2023 was a fantastic reading year for me! I read 41 books, and many of those were 4 star reads, both fiction and non-fiction. I gave a preview of what I thought my top books might be in Favourite Books of 2023 (so far) and you can also check out my Mid year book freakout tag post. What were your best books last year? Without further ado, here are my best books of 2023!
Hamnet by Maggie O’Farrell
I keep thinking about this book; a clear sign it’s a favourite! O’Farrell’s writing is beautiful, she really brought the characters to life. I enjoyed the focus on the house as the setting of Shakespeare’s family history. The work isn’t really about Shakespeare at all, it mainly looks at Agnes (Anne) and the children. The parts that I enjoyed the most where the chapter on the travels of the flea carrying bubonic plague, and the ending. Plus, the book gets bonus points for featuring herbal medicine! I would like to read more of O’Farrell’s work this year, perhaps The Marriage Portrait.
The Night She Disappeared by Lisa Jewell
Good ol’ Lisa Jewell, a reliable thriller author if there ever was one! These types of pulp books aren’t award winning, but they are the perfect “in-between” books for me. By this I mean books that I like to read in-between literary fiction or non-fiction, or for when I need an easy read to switch my brain off. Sometimes thrillers can blend together a bit if you read a lot of them, but the plot of this one has stuck with me for the whole year. It’s about a 19 year old woman who disappears on a night out, and a second timeline of the cold case investigation connected to an abandoned mansion.
Braiding Sweetgrass by Robin Wall Kimmerer
Braiding Sweetgrass is a nonfiction work about appreciating nature. Dr Robin Wall Kimmerer’s book offers an oral history or storytelling of our relationship to nature, with a North American indigenous focus. Wall Kimmerrer’s beautifully-woven stories help readers to recognise and celebrate a reciprocal relationship with the natural world. Much of her focus is what the natural world can teach us, and respectful stewardship of the land. I particularly enjoyed her story about the three sisters. This is how beans, corn, and squash grow as companions in a symbiotic way, and is told through an indigenous storytelling lens. A must read for anyone interested in environmental issues/nature writing!
What Happened to You?: Conversations on Trauma, Resilience, and Healing by Bruce D Perry and Oprah Winfrey
What Happened to You? is a fascinating and difficult read. As the title suggests, it’s a conversation or interview-format exploration into the world of trauma, particularly childhood trauma. I would say that this is a core text to read for anyone who has experienced trauma, or works with those who have. Rather than looking at an individual’s situation or behaviour and think “what’s wrong with you?”, this book argues that a better question is “what happened to you?”.
The Bandit Queens by Parini Shroff

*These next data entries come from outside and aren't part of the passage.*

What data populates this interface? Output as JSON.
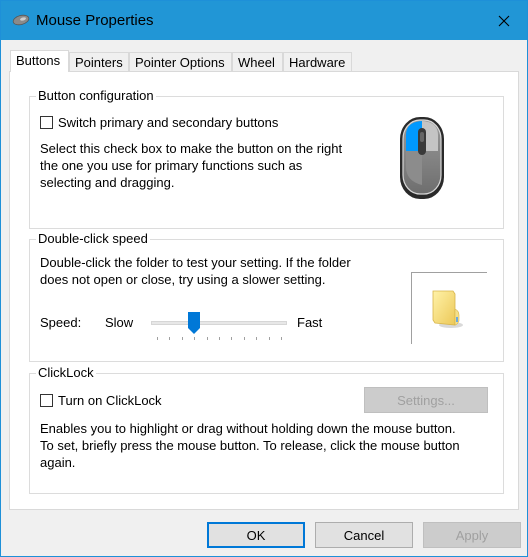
{
  "window": {
    "title": "Mouse Properties",
    "icon": "mouse-icon",
    "close_icon": "close-icon"
  },
  "tabs": [
    {
      "label": "Buttons",
      "active": true
    },
    {
      "label": "Pointers",
      "active": false
    },
    {
      "label": "Pointer Options",
      "active": false
    },
    {
      "label": "Wheel",
      "active": false
    },
    {
      "label": "Hardware",
      "active": false
    }
  ],
  "button_configuration": {
    "title": "Button configuration",
    "checkbox_label": "Switch primary and secondary buttons",
    "checked": false,
    "description_lines": [
      "Select this check box to make the button on the right",
      "the one you use for primary functions such as",
      "selecting and dragging."
    ],
    "image": "mouse-illustration-icon",
    "accent_color": "#0099ff"
  },
  "double_click_speed": {
    "title": "Double-click speed",
    "description_lines": [
      "Double-click the folder to test your setting. If the folder",
      "does not open or close, try using a slower setting."
    ],
    "speed_label": "Speed:",
    "slow_label": "Slow",
    "fast_label": "Fast",
    "slider": {
      "min": 0,
      "max": 10,
      "value": 3,
      "ticks": 11
    },
    "slider_color": "#0078d7",
    "test_folder_icon": "folder-icon"
  },
  "clicklock": {
    "title": "ClickLock",
    "checkbox_label": "Turn on ClickLock",
    "checked": false,
    "settings_button": "Settings...",
    "settings_enabled": false,
    "description_lines": [
      "Enables you to highlight or drag without holding down the mouse button.",
      "To set, briefly press the mouse button. To release, click the mouse button",
      "again."
    ]
  },
  "footer": {
    "ok": "OK",
    "cancel": "Cancel",
    "apply": "Apply",
    "apply_enabled": false
  },
  "colors": {
    "titlebar": "#2196d6",
    "accent": "#0078d7"
  }
}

What a fun read! The characters were so funny, and the writing was pretty good. The protagonist’s (Geeta) husband disappears and everyone in her Indian villiage thinks she killed him. This reputation results in Geeta being approached by other women who want help “getting rid” of their husbands. The aspects I enjoyed most about this book were the themes about women’s empowerment/feminism, and classism (caste system). I felt transported to Geeta’s village for a first-hand glimpse of the struggles the women faced in rural India.
American Dirt by Jeanine Cummins
This was the last book that we read for book club in 2023. There were mixed opinions on it; some people felt it wasn’t believable. I personally loved the book and interpreted it more as a collection of fictionalised experiences of migrants trying to cross the US border. It’s about a mother and son from Mexico who end up as refugees fleeing from the cartel and making an arduous journey to cross the border. I couldn’t put it down!
The Night Circus by Erin Morgenstern
I think this is the first fantasy book that I’ve read in quite a while. My brother gifted this to me for my birthday last year, and I wanted to wait until autumn/winter to read it because it has that kind of vibe. It was such a beautiful book, and it felt almost dreamlike to read, which makes sense since the circus is called Cirque des Rêves. I loved the plot, the characters, and the writing. It’s about two magicians (sort of) who come together in a remarkable way. It’s romantic, it’s whimsical, and it’s rhythmic in it’s narrative. Overall, a very enjoyable reading adventure and I look forward to reading The Starless Sea next.
The Lido by Libby Page – A cute book, easy to read, and I’d recommend it to most people, regardless of their genre tastes.
Outback by Patricia Wolf – A great thriller (detective novel), couldn’t put it down! I also enjoyed the sequel, Paradise.
Paula McLain – I loved McLain’s writing style in When the Stars Go Dark, though the plot of the book disappointed in the end.